From: The Hearald

Wednesday, November 5, 2014

Franciscan Friar Father Junipero Serra

"With undaunted faith in divine Providence, he undertook the task to bring the Gospel into unknown regions. Neither adversity nor Indian attacks cooled his burning zeal and robust hope.
The conversion of infidels was his life, his obsession, and to that effect he had erected 9 missions in the areas of Upper California.
The Servant of God sought to shed his blood for the divine cause and asked forgiveness in advance for future murderers, worried that military retaliation would harm evangelization. "

From: Franciscan Friars
Picture from: The Richard III Society

Tuesday, November 4, 2014

Arbutus menziesii: Madrone

When Spanish missionary monk Father Juan Crespi saw strawberry trees on the Pacific coast of North America, he recognized them imediately as relatives of the Spanish madrono. Crespi was part of an expedition to find the legendary Bay of Monterey and establish Jesuit settlements there. 
After traveling for months the expedition successfully planted a cross at Monterey and set up a mission in the Carmel Valley.  In his diary Crespi noted that he saw “Many madronos, though with smaller fruit than the Spanish trees.” That’s where our name, madrone, originated.

From Lives of the Trees by Diana Wells, 2010.

The Altar at Mission San Carlos Borromeo

"Soon after founding San Carlos Borromeo, Father Serra moved the mission south to the Carmel River.  This spot was closer to the Rumsien village of Ashista.

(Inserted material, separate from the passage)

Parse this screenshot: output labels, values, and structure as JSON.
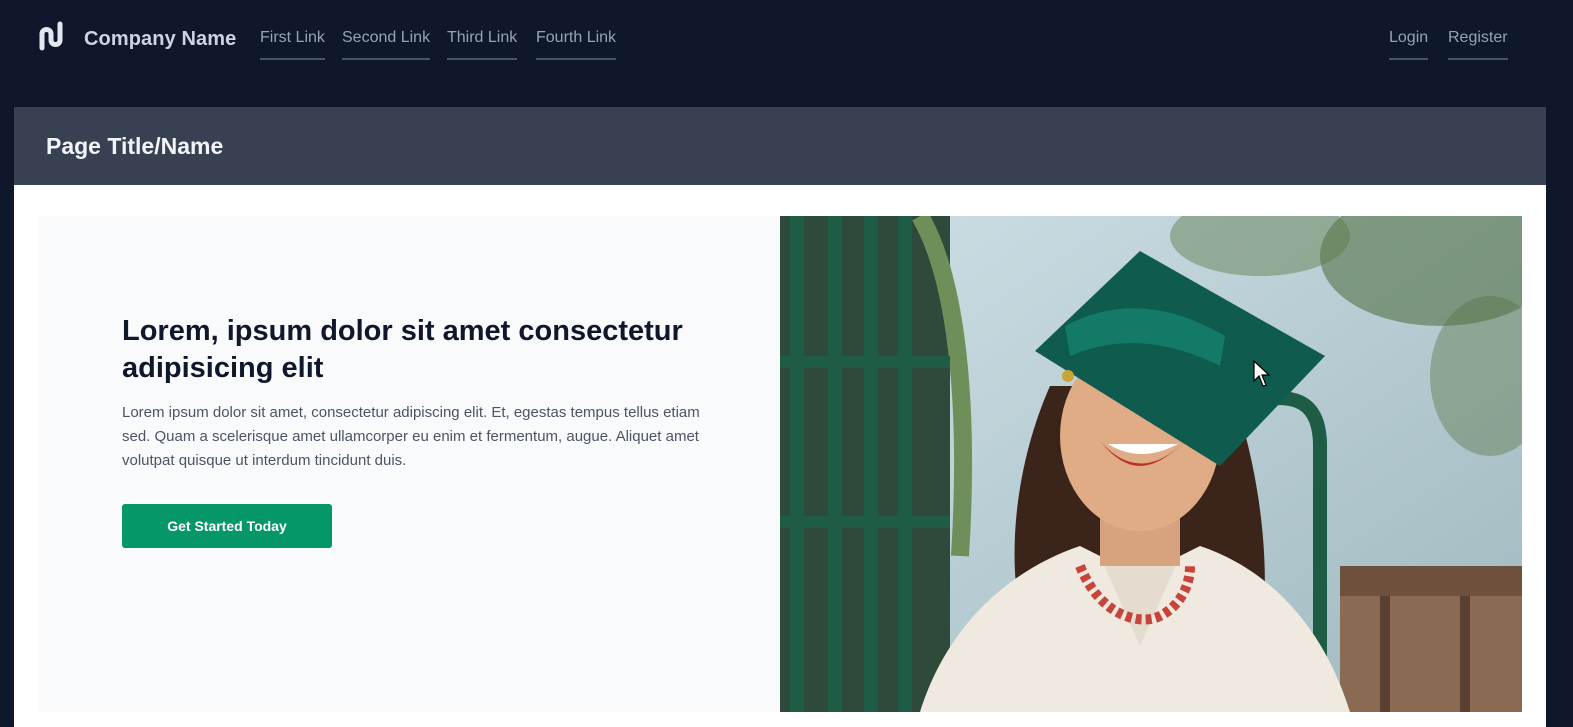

Father Serra wrote guidelines explaining what methods the missionaries should use to convince Native Americans to join the missions. Through letters, he recruited Franciscans from Spain."

From: The Missions of the Monterey Bay Area by Emily Abbink, 1996.
Picture from: What I Do

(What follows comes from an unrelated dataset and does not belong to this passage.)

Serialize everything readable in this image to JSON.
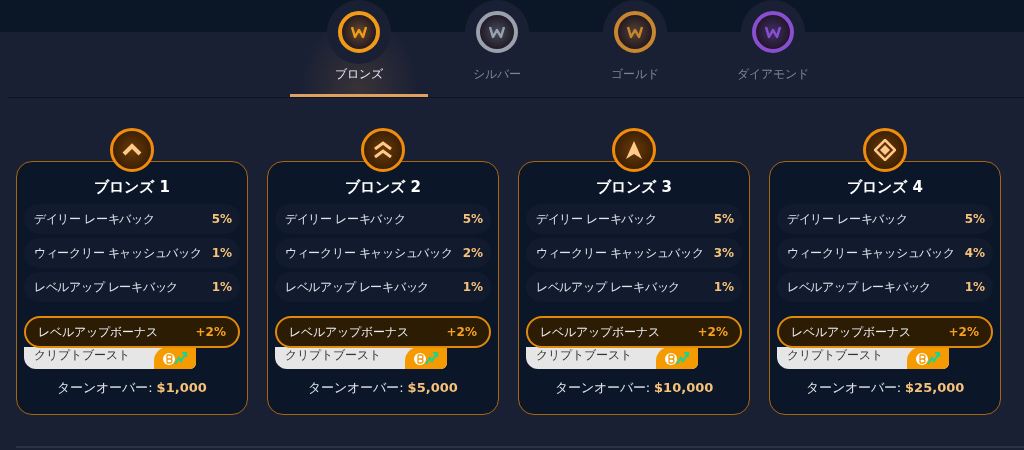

The Mudejar Star window

Founded in 1770, Mission San Carlos Borromeo de Carmelo, the headquarters of the father-presidents, was the second mission of the chain.  The old mission features the Mudejar Star window, an example of an architectural style once popular in Spain. Mudejares were Muslims who lived in Spain after the 1200’s.

From: The Missions of the Monterey Bay Area by Emily Abbink, 1996
Picture from: What I Do